▶ **SUPPLIED ENTRIES**
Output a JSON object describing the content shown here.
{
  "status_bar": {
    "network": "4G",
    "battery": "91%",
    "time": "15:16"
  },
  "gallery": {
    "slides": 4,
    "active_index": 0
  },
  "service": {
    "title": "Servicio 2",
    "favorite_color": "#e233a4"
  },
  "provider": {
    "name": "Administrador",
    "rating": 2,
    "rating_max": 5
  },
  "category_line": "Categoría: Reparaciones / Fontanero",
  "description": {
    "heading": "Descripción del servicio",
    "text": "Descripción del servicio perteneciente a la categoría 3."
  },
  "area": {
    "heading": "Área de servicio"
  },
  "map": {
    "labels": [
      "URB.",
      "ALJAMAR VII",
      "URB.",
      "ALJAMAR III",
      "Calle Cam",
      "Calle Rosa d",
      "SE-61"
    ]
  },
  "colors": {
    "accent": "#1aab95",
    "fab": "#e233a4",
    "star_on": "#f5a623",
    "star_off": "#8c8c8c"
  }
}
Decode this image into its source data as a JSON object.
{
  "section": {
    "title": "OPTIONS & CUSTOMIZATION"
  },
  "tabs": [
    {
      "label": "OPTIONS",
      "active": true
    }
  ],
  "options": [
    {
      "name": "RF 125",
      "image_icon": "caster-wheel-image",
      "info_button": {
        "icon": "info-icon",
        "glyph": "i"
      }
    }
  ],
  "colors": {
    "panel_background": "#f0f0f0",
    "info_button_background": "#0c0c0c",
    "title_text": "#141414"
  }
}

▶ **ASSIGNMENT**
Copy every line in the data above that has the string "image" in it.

▶ **RESPONSE AREA**
Decode this image into its source data as a JSON object.
      "image_icon": "caster-wheel-image",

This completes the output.